The MIDI standard does not specify how MIDI timing is done. That is left to the computer clock chip and the software programmer. There are three time systems used in MIDI software: Chronological time, Difference time, PPQ time. All three of them are implemented in MIDIDisplay.
When using Chronological time the software is constantly checking the time. The software just sits and waits until the clock time is greater than or equal to the MIDI time stamp. When it is, the message is sent. There are at least two drawbacks to this method: the constant checking of the clock takes time away from other tasks, and any tempo changes during playback require recalculation of all time stamps not yet played.
Difference time calculates the time difference between the note just sent and the next note. It is more efficient than chronological time because the difference indicates how long to wait before sending the next message. The software can create a timer (just like an alarm clock) that can be set to go off when the difference time has expired. Once the timer is set, it runs in the background leaving the computer free to do other tasks. When the timer goes off, the message is sent. Tempo changes can be handled easily because the difference time can be multiplied by the ratio of the original tempo (60 for your projects) and the current tempo setting.
In music notation all rhythm values are proportions of a quarter note. In PPQ time all note values are proportional to the PPQ value of a quarter note. A standard PPQ value is 480. PPQ time is similar to difference time in that timers can be programmed to go off when the PPQ duration has expired. PPQ time is easily converted to difference time by multiplying the PPQ value by the millisecond duration of one PPQ at the current tempo. The number of PPQs in one quarter note is chosen to provide an integer value for subdivisions of the quarter note down to the 128th note, including dotted values. Many software programs give you a choice of PPQ settings. These numbers have been used as PPQ values in various software programs. Rhythmic nuances can be expressed more precisely with larger PPQ values.
|Multiples of 96||96||192||384||768|
|Multiples of 120||120||240||480||960||3840|
|Multiples of 128||128||256||512||1024|
You'll use a PPQ of 480 in this class.
|Note Value||PPQ = 480|
|Dotted 128th||22 or 23|

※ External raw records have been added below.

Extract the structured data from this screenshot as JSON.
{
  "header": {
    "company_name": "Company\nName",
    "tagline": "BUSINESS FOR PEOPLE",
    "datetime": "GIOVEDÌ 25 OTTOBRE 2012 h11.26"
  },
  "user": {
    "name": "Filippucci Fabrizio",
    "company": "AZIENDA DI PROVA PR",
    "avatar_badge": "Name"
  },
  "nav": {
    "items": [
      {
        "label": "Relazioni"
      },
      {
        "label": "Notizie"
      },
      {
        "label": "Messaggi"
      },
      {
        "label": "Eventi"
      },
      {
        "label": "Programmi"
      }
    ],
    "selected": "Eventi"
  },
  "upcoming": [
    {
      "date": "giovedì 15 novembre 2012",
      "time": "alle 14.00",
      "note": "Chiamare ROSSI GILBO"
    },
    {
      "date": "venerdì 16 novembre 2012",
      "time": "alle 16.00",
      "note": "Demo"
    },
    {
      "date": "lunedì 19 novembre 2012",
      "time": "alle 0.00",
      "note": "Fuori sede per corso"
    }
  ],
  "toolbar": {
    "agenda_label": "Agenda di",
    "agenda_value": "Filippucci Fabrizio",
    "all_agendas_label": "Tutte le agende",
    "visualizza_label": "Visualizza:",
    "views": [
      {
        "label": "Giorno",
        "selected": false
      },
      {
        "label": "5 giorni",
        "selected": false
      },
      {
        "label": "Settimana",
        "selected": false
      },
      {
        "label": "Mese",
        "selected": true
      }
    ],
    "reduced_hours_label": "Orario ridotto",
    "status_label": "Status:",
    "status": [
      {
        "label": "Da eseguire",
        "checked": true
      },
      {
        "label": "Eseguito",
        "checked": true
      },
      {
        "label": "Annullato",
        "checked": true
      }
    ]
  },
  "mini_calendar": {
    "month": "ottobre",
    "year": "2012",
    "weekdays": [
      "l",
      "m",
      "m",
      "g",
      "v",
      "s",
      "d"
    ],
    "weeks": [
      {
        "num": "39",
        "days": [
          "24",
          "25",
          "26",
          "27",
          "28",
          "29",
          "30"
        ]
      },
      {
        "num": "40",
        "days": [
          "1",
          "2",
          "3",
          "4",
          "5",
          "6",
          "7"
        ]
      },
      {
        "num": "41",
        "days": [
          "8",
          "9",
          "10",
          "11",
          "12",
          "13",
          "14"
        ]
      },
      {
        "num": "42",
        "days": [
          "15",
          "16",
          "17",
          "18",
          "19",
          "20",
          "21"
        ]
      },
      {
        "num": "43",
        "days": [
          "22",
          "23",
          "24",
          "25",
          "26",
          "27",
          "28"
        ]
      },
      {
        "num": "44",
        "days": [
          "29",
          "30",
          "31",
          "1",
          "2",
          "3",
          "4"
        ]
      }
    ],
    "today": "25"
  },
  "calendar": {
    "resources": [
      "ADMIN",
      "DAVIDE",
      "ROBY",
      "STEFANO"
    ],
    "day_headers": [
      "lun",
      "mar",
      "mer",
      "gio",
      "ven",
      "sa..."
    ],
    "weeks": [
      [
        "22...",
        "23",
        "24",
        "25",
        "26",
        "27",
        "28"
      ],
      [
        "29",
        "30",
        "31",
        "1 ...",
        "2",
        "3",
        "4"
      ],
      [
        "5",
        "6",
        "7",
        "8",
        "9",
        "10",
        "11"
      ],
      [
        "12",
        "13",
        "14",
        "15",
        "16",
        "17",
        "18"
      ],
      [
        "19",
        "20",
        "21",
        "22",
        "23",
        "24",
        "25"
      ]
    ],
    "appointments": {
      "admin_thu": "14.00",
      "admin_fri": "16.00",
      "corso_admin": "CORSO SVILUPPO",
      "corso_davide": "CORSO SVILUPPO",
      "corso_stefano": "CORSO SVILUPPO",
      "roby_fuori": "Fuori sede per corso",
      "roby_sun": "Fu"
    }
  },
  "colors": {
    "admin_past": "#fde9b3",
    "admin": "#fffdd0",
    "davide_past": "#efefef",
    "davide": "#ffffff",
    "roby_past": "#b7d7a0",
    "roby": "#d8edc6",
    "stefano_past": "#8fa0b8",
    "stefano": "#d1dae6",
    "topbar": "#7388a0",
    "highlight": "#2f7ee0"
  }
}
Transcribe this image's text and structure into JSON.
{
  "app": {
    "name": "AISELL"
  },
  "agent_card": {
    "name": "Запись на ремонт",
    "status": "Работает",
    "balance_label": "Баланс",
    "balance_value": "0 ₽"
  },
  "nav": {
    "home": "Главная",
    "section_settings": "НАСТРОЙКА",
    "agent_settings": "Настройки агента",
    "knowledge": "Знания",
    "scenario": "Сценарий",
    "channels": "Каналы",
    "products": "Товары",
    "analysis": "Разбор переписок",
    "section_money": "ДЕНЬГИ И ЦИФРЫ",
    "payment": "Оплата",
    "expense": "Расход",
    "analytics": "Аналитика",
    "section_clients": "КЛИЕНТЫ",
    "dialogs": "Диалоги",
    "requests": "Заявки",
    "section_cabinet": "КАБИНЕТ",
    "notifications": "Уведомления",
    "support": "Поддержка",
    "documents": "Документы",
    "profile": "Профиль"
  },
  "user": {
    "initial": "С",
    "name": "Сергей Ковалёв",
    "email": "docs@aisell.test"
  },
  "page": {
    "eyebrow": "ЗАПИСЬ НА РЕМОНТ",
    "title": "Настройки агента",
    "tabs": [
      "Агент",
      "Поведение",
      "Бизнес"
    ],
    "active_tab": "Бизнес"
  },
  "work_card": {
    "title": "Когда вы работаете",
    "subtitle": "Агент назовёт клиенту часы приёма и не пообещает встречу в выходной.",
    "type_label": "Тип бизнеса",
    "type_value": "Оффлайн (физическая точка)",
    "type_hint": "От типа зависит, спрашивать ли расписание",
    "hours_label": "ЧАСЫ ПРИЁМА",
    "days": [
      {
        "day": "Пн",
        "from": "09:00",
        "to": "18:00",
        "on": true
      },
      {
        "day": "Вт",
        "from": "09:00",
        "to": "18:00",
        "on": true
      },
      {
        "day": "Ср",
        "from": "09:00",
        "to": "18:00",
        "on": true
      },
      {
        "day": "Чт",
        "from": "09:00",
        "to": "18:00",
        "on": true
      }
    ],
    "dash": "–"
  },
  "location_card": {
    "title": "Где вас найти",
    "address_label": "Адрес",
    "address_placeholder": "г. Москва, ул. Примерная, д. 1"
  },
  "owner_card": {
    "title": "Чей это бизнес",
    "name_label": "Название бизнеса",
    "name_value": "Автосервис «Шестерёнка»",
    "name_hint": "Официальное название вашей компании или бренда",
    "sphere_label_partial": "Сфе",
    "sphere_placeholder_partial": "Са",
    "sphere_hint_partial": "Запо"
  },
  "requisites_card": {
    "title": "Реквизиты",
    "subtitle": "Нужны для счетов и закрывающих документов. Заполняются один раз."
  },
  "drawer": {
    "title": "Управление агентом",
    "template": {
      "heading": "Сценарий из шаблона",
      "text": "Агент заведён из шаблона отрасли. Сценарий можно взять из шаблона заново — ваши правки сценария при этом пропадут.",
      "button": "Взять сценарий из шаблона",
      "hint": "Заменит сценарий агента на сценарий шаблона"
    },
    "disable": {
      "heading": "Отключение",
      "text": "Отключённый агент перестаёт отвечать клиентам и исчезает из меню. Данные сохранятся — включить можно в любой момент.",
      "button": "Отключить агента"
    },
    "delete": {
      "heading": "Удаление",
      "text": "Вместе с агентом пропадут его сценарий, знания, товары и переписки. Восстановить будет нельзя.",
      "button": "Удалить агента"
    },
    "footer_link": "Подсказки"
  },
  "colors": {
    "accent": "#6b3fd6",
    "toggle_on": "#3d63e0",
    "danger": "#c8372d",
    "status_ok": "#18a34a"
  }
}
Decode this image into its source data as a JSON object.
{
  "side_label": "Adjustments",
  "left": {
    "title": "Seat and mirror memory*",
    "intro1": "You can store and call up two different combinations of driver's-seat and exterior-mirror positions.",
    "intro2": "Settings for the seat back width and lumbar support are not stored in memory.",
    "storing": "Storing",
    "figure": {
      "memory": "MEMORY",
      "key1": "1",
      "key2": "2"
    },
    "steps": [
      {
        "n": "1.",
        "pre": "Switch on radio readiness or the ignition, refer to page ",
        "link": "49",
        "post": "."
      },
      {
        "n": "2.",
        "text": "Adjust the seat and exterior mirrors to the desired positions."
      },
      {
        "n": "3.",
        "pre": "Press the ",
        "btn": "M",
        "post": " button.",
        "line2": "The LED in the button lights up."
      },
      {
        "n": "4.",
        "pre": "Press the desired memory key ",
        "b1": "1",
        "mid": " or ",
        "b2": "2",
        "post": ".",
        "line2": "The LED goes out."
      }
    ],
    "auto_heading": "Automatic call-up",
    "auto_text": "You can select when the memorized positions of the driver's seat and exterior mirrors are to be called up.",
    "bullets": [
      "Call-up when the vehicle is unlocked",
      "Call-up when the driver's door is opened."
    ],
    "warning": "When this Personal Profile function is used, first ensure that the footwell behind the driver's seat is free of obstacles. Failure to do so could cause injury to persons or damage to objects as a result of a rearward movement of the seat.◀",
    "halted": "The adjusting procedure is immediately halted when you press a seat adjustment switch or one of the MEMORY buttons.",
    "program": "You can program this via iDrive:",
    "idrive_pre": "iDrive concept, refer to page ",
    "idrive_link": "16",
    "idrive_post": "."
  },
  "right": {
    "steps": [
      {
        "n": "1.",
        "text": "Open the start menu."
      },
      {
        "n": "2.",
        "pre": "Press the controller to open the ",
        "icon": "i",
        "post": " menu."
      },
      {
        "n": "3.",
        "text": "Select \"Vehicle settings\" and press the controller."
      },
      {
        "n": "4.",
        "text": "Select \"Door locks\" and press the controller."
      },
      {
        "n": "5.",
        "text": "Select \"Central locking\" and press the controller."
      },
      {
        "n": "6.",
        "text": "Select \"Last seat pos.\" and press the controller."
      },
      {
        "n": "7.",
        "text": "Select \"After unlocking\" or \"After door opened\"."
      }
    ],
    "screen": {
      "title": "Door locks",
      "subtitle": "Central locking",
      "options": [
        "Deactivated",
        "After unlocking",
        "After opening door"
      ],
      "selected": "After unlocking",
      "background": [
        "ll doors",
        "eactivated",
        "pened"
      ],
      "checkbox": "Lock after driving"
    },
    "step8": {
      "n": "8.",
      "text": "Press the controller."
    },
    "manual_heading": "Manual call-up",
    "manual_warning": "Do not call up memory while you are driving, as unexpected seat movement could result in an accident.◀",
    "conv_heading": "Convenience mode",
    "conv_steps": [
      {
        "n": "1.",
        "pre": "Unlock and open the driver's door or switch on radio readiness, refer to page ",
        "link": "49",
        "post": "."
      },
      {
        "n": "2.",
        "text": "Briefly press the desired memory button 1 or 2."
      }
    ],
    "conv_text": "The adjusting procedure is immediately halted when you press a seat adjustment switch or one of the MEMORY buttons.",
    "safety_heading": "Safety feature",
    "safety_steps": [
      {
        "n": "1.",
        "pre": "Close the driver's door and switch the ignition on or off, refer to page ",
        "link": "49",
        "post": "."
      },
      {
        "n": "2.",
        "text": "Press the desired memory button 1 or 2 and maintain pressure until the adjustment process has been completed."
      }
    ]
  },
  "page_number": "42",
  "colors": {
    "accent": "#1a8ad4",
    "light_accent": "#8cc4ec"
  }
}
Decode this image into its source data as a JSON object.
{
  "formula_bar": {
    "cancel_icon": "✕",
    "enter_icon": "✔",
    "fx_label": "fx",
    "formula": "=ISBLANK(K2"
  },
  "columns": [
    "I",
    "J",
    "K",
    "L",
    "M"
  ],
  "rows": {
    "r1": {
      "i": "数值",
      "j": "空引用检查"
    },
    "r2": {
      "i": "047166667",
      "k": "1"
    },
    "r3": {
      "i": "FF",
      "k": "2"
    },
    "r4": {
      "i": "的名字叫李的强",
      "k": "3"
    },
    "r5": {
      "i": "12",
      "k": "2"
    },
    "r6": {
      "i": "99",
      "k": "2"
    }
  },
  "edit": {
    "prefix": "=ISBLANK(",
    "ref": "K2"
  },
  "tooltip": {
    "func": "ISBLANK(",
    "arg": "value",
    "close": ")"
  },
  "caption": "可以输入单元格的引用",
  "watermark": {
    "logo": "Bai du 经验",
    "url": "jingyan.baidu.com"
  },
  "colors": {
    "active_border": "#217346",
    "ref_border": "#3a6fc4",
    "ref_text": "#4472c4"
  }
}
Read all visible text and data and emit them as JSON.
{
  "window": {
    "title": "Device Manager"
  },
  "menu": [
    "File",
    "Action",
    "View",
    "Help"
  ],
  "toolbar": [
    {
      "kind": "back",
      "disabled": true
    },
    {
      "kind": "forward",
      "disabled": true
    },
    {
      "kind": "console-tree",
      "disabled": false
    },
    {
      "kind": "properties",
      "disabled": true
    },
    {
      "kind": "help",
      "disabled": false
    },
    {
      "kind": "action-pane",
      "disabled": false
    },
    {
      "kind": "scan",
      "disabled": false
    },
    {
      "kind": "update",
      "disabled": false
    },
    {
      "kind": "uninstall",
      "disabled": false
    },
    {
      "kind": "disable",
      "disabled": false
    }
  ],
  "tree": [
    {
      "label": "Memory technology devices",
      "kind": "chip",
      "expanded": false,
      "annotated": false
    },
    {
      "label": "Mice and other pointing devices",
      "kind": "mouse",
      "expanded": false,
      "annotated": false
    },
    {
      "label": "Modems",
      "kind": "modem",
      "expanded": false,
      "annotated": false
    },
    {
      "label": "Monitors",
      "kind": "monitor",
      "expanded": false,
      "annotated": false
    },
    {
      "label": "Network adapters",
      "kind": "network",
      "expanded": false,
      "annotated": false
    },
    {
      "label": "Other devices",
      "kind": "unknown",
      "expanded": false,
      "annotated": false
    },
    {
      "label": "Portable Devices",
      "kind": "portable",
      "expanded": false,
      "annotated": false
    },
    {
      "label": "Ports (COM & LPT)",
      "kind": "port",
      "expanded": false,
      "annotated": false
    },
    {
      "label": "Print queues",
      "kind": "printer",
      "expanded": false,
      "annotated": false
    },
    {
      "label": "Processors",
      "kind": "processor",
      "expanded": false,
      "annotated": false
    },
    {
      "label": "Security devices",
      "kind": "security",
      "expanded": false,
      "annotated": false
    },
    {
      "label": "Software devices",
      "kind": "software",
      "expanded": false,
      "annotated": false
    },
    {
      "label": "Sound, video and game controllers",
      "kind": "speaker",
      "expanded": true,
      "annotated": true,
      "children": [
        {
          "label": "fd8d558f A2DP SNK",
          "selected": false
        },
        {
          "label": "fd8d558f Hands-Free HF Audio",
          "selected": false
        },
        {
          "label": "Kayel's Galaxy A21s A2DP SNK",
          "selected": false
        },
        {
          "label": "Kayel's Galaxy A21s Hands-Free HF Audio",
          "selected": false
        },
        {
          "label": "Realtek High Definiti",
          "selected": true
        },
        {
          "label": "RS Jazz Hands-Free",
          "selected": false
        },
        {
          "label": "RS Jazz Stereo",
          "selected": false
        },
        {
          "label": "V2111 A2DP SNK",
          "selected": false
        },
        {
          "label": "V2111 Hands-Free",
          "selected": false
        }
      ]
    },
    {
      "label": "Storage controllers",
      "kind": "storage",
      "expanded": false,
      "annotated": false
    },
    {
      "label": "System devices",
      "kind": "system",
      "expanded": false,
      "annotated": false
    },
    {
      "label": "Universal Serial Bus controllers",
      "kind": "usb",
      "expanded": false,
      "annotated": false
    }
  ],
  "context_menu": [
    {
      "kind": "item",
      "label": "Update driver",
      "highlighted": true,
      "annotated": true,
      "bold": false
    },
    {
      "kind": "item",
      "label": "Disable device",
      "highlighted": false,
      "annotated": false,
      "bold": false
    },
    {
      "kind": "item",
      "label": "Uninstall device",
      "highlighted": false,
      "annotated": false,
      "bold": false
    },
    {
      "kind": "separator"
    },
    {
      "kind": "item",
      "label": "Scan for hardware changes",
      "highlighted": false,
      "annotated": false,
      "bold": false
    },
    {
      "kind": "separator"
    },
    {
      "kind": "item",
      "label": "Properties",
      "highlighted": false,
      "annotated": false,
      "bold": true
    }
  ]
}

The duration of a quarter note can only be determined if we know the tempo. Tempo is measured as beats per minute. Usually the quarter note represents one beat. The general formula for the duration of one quarter note, at any tempo, for any duration unit (seconds, milliseconds, or PPQ) is:
|Duration Unit||Tempo||Formula||Duration of One Quarter Note|
|Milliseconds||60||1000 * 60/60||1000 milliseconds|
|120||1000 * 60/120||500 milliseconds|
|Seconds||60||1 * 60/60||1 second|
|90||1 * 60/90||0.67 seconds|
|PPQ (480)||60||480 * 60/60||480 PPQ|
|100||480 * 60/100||288 PPQ|
[Overview] [Syllabus]Revised John Ellinger, January - March 2013